Raising business impact is something that CIOs and IT professionals have sought for years. The goal has led to the development of ‘tools’ ranging from new IT metrics, program/project management, portfolio management and advanced approaches to business case development. It has also led to a range of ‘beliefs’ in the business and IT relationship – including the mantra ‘There are no IT projects only business projects.”
These tools and beliefs have all of the right intentions in theory. In practice they create situations that separate rather than bring the business together by creating formalities around fairly simple things. Consider the formalities around IT governance, portfolio management, prioritization, deployment, etc. and you can see how IT can fall back on following a formal process in exchange for creating functional value.
Nowhere does this happen with greater frequency or ferocity, than it does in the business case.
Business cases are formalisms that fall well short of their functional requirements. Most cases are created as justifications for investment spending rather than pivotal parts of a future performance plan. They justify largely IT projects rather than business goals or performance improvement plans.
Business cases wither away as the project gets started and fall into folklore by the time it comes to deploy for the simple reason that they are incomplete. They stop at macro level benefits, often expressed in abstract terms like ‘improved customer service’, ‘greater agility’, or ‘implementing strategy’.
Without a more explicit set of tools, the value potential of a business case is never quite in hand – to the degree that a company can count on is benefits.
Business value is at your fingertips, if only you would consider each finger in turn
Fortunately, there are a few simple questions that you can ask during business case development to help strengthen your hand and give you the ability to create and manage for greater business impact. Assigning a question to each finger of your hand is a quick way to remember the information required to define business value.
These questions are:
What is the issue? – The answer to this question is the problem that is happening (what’s wrong) or the opportunity you are missing (what needs to happen, that is not happening). Addressing issues represents the start of the business case and the source of value. This question acts like the index finger pointing out the direction of the business case.
When does it happen? – The answer to this question describes the situation or circumstances when the issue comes up. Are there any specific situations, geographies, products or situations when the issue arises more than other situations? This question acts like the middle finger. Expressed alone, saying that a problem happens creates only disturbance and distress. Used in combination with the index finger (what) it makes the ‘peace’ sign that shapes the landscape of the business case.

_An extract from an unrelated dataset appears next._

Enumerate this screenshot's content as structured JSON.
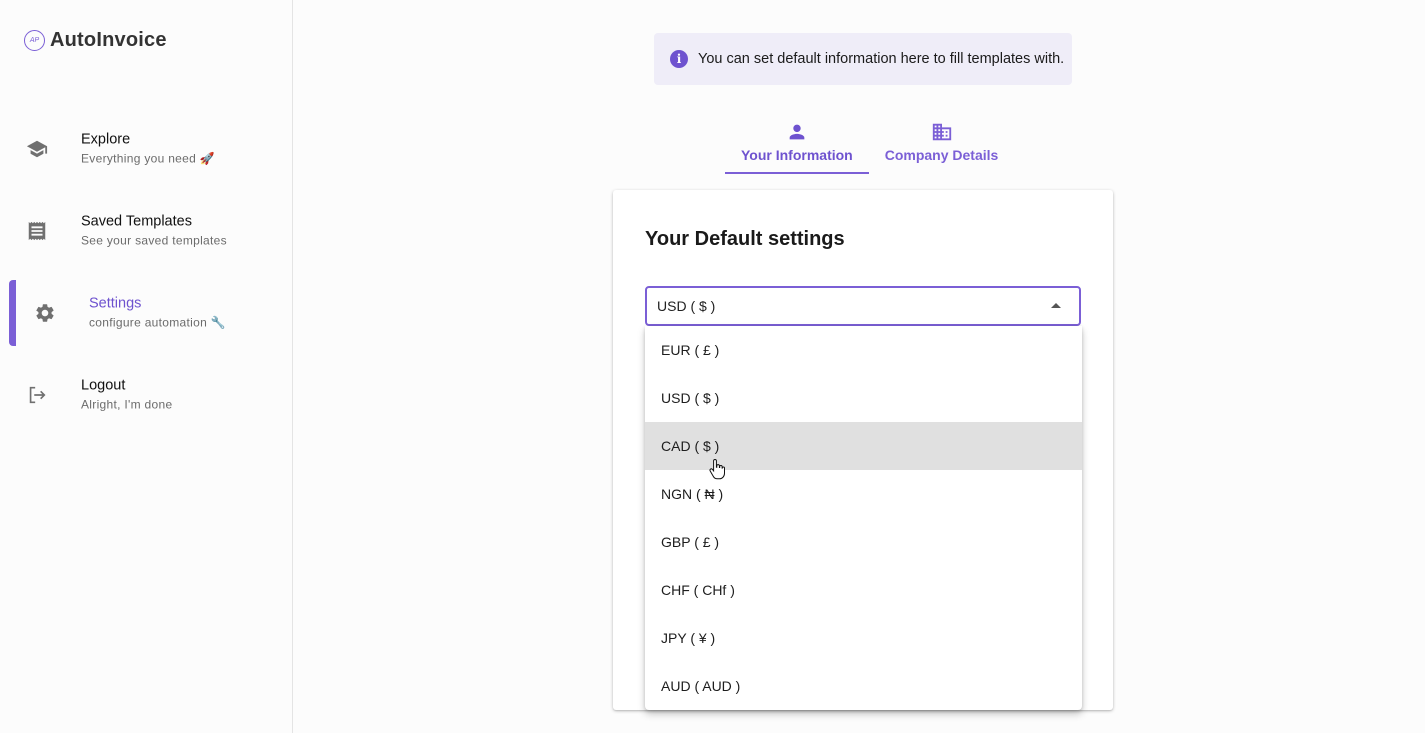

Who is impacted? – expressed in terms of the specific customers/operating groups/suppliers that feel the issue. Addressing who gives you a target audience, a way to visualize the issue and help determine what success looks like. It also gives you an idea of the size of the population affected. Is this a mass-market problem or one in a particular niche? Without asking who, you never really know the audience and the audience will be allowed to change undermining the business case. This is the ring finger with the sign of success in the wearing of the wealth created by serving others.
How often does it happen? – the frequency of the issue determines the scale of its potential value. How often per day/week/month/quarter does this happen? The more frequently it happens, the greater the value potential and more importantly the potential for the problem to be solved in a meaningful way. The pinky or little finger represents frequency, why I am not really sure.
What is the cost of the issue? – this seems to be the most obvious, like the thumb, and therefore can easily dominate your attention. Expressed in terms of the cost to correct a problem, the revenue, or customer satisfaction etc. missed by an opportunity. Your business case needs a thumb, but it is more than just the thumb, as without the other fingers you cannot grasp the value potential. I know that sounds cheesy but its true.
Business value slips through your fingers when you only think of your thumb
Business cases that focus only on the thumb – the cost – without consideration of the other fingers and their questions. It is easy to think of the thumb, as that is what the CFO is asking about. Thumbs are easy to describe, particularly in terms of financial figures, which are the lagging indicators rather than the situations that are the leading indicators of future performance.
Use the questions above to give yourself a strong hand in creating business performance transformation. Without all of the answers to these questions, you business case is nothing but all thumbs and you will never get the clear, compelling and actionable case required to create value in today’s environment.